Last week's challenge from listener Gary Alvstad of Tustin, Calif.: Name a well-known movie in two words with a total of 13 letters. Each of the two words contains the letter C. Drop both C's. The letters that remain in the second word of the title will be in alphabetical order, and the letters that remain in the first word will be in reverse alphabetical order. What movie is it?
Gerbrand Bakker's new international best-seller, Ten White Geese, opens with a mysterious woman alone on a Welsh farm. Humiliated by an affair with a student, she turns up alone at the farm, looking for nothing and no one. She answers to the name Emily, but that is actually the first name of the American poet about whom she is writing her doctoral dissertation. Her husband has no idea where she is.
Originally published on Mon February 25, 2013 7:24 am
To those who closely follow the voter ID wars, Hans von Spakovsky is a household name, one of the nation's leading crusaders against voter fraud, and also one of its more controversial. Days before the 2012 election, The New Yorker profiled him as "the man who has stoked fear about imposters at the poll."
You're listening to WEEKENDS on ALL THINGS CONSIDERED from NPR News. I'm Jacki Lyden. Anthony Breznican said he can't predict Oscar winners. But here's a guy who says he's done just that. Conor Gaughan is the chief strategy officer for Farsite, and they've been looking at all kinds of data to predict who will take home those little golden men.

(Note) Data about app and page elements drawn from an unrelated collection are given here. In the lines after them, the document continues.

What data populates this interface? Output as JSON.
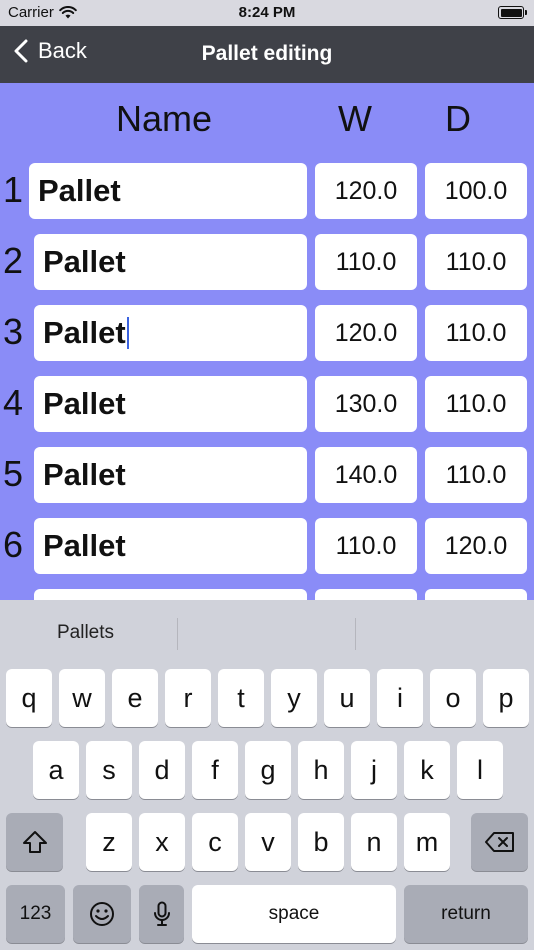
{
  "status": {
    "carrier": "Carrier",
    "time": "8:24 PM"
  },
  "nav": {
    "back_label": "Back",
    "title": "Pallet editing"
  },
  "columns": {
    "name": "Name",
    "w": "W",
    "d": "D"
  },
  "rows": [
    {
      "index": "1",
      "name": "Pallet",
      "w": "120.0",
      "d": "100.0"
    },
    {
      "index": "2",
      "name": "Pallet",
      "w": "110.0",
      "d": "110.0"
    },
    {
      "index": "3",
      "name": "Pallet",
      "w": "120.0",
      "d": "110.0"
    },
    {
      "index": "4",
      "name": "Pallet",
      "w": "130.0",
      "d": "110.0"
    },
    {
      "index": "5",
      "name": "Pallet",
      "w": "140.0",
      "d": "110.0"
    },
    {
      "index": "6",
      "name": "Pallet",
      "w": "110.0",
      "d": "120.0"
    }
  ],
  "keyboard": {
    "suggestion": "Pallets",
    "row1": [
      "q",
      "w",
      "e",
      "r",
      "t",
      "y",
      "u",
      "i",
      "o",
      "p"
    ],
    "row2": [
      "a",
      "s",
      "d",
      "f",
      "g",
      "h",
      "j",
      "k",
      "l"
    ],
    "row3": [
      "z",
      "x",
      "c",
      "v",
      "b",
      "n",
      "m"
    ],
    "numbers_label": "123",
    "space_label": "space",
    "return_label": "return"
  },
  "colors": {
    "background": "#8a8cf7",
    "navbar": "#3f4148",
    "caret": "#3b63e0"
  }
}
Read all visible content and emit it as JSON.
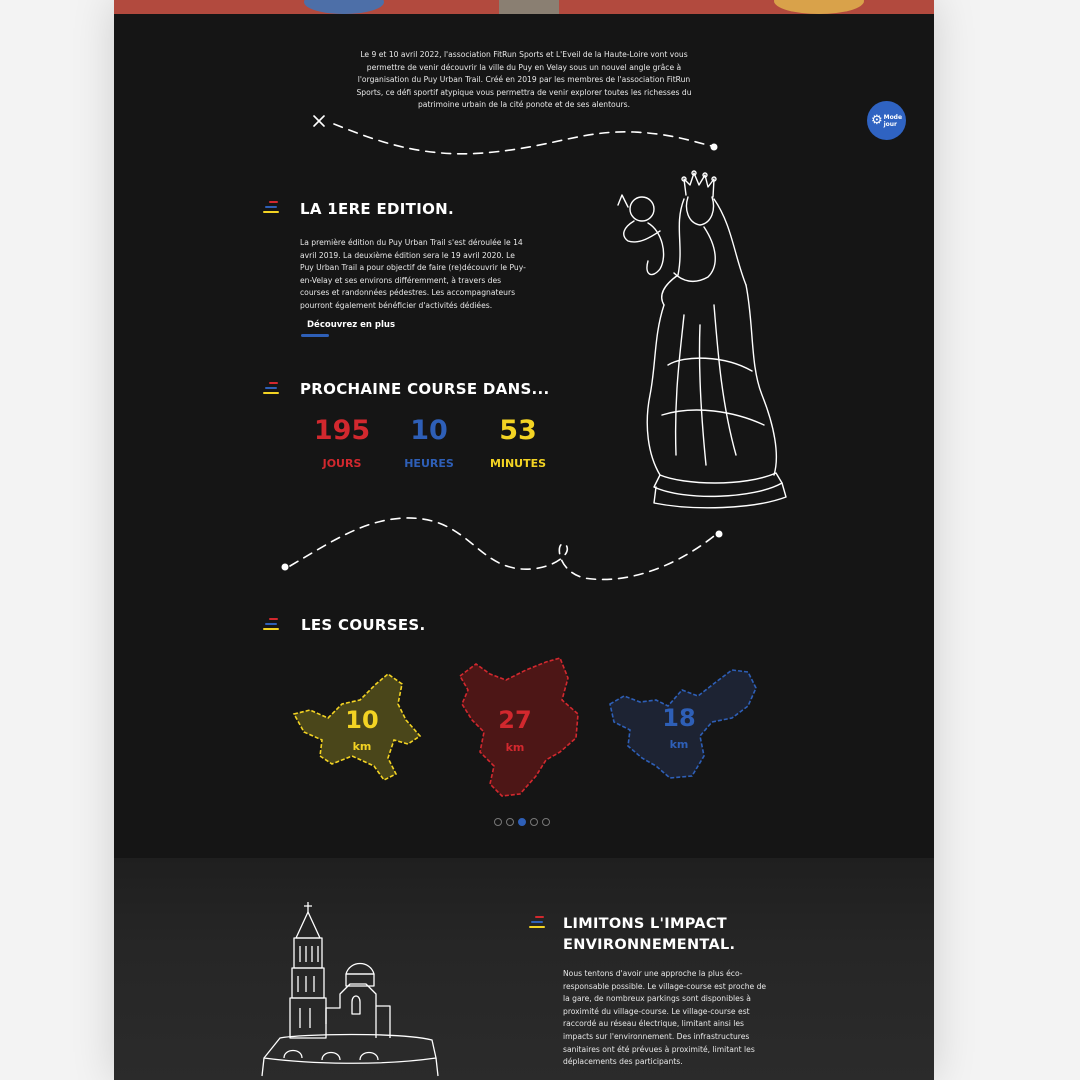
{
  "intro": {
    "text": "Le 9 et 10 avril 2022, l'association FitRun Sports et L'Eveil de la Haute-Loire vont vous permettre de venir découvrir la ville du Puy en Velay sous un nouvel angle grâce à l'organisation du Puy Urban Trail. Créé en 2019 par les membres de l'association FitRun Sports, ce défi sportif atypique vous permettra de venir explorer toutes les richesses du patrimoine urbain de la cité ponote et de ses alentours."
  },
  "mode_toggle": {
    "line1": "Mode",
    "line2": "jour",
    "icon": "gear-icon"
  },
  "edition": {
    "title": "LA 1ERE EDITION.",
    "text": "La première édition du Puy Urban Trail s'est déroulée le 14 avril 2019. La deuxième édition sera le 19 avril 2020. Le Puy Urban Trail a pour objectif de faire (re)découvrir le Puy-en-Velay et ses environs différemment, à travers des courses et randonnées pédestres. Les accompagnateurs pourront également bénéficier d'activités dédiées.",
    "link": "Découvrez en plus"
  },
  "countdown": {
    "title": "PROCHAINE COURSE DANS...",
    "items": [
      {
        "value": "195",
        "unit": "JOURS",
        "color": "#d2282e"
      },
      {
        "value": "10",
        "unit": "HEURES",
        "color": "#2e5fb7"
      },
      {
        "value": "53",
        "unit": "MINUTES",
        "color": "#f3d323"
      }
    ]
  },
  "courses": {
    "title": "LES COURSES.",
    "items": [
      {
        "distance": "10",
        "unit": "km",
        "color": "#f3d323",
        "fill": "#4a461a"
      },
      {
        "distance": "27",
        "unit": "km",
        "color": "#d2282e",
        "fill": "#4d1616"
      },
      {
        "distance": "18",
        "unit": "km",
        "color": "#2e5fb7",
        "fill": "#1d2333"
      }
    ],
    "carousel": {
      "count": 5,
      "active": 3
    }
  },
  "environment": {
    "title_line1": "LIMITONS L'IMPACT",
    "title_line2": "ENVIRONNEMENTAL.",
    "text": "Nous tentons d'avoir une approche la plus éco-responsable possible. Le village-course est proche de la gare, de nombreux parkings sont disponibles à proximité du village-course. Le village-course est raccordé au réseau électrique, limitant ainsi les impacts sur l'environnement. Des infrastructures sanitaires ont été prévues à proximité, limitant les déplacements des participants."
  },
  "colors": {
    "red": "#d2282e",
    "blue": "#2e5fb7",
    "yellow": "#f3d323",
    "background": "#151515"
  }
}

NPR's Bob Mondello and Tamara Keith read excerpts from Round 10 of our Three-Minute Fiction contest. The entries are "Voice Mail Is For Suckers" by Kristin Bonilla of Fulshear, Texas, and "Chubby Bunny" by Katie Camlin of Warrensburg, Mo. Read the full stories below and see other submissions and past winners on our Three-Minute Fiction page.
New York City Mayor Michael Bloomberg's gun control superPAC has poured more than $2 million into a Democratic primary in Chicago for a U.S. House seat.
Credit Brendan McDermid / Reuters/Landov
Most of the money spent by Michael Bloomberg's gun-control superPAC in the 2nd Congressional District race in Illinois has been used to attack former Rep. Debbie Halvorson for positions seen as pro-gun.
Credit John Smierciak / AP
Former Cook County administrator Robin Kelly has been the beneficiary of the Michael Bloomberg-funded superPAC.
One of the most important events in the national gun violence debate will take place Tuesday — in the snows of Chicago, a thousand miles from Newtown, Conn., or Washington, D.C.
That's where Democratic voters will choose their nominee to replace Jesse Jackson Jr. Because the district is so heavily Democratic, the winner will almost certainly be sworn in at the Capitol following the April general election.
Originally published on Mon February 25, 2013 4:34 am
The Obama administration is following through on its relatively newfound support of gay marriage. On Friday, the administration filed a legal brief with the Justice Department that urges the Supreme Court to strike down a key part of the Defense of Marriage Act.
Syria's main opposition group is declining invitations to international meetings to protest what it calls the "shameful" failure by world leaders to end violence there.
"The international silence on the crimes committed every day against our people amounts to participating in two years of killings," the Syrian National Coalition said in a statement released Friday and reported on by Agence France-Presse and other news organizations.
Originally published on Sat February 23, 2013 1:03 pm
The liberal watchdog group Center for Media and Democracy says Fix the Debt — a key unit in philanthropist Pete Peterson's corps of organizations to battle the national debt — is a pro-business effort masquerading as a grassroots movement.
In a conference call with reporters Friday, CMD director Lisa Graves called Fix the Debt "an Astroturf supergroup that is exceedingly well funded." The term "Astroturf" refers to groups that appear to be citizen-organized but actually have their roots at consultants' offices inside the Capital Beltway.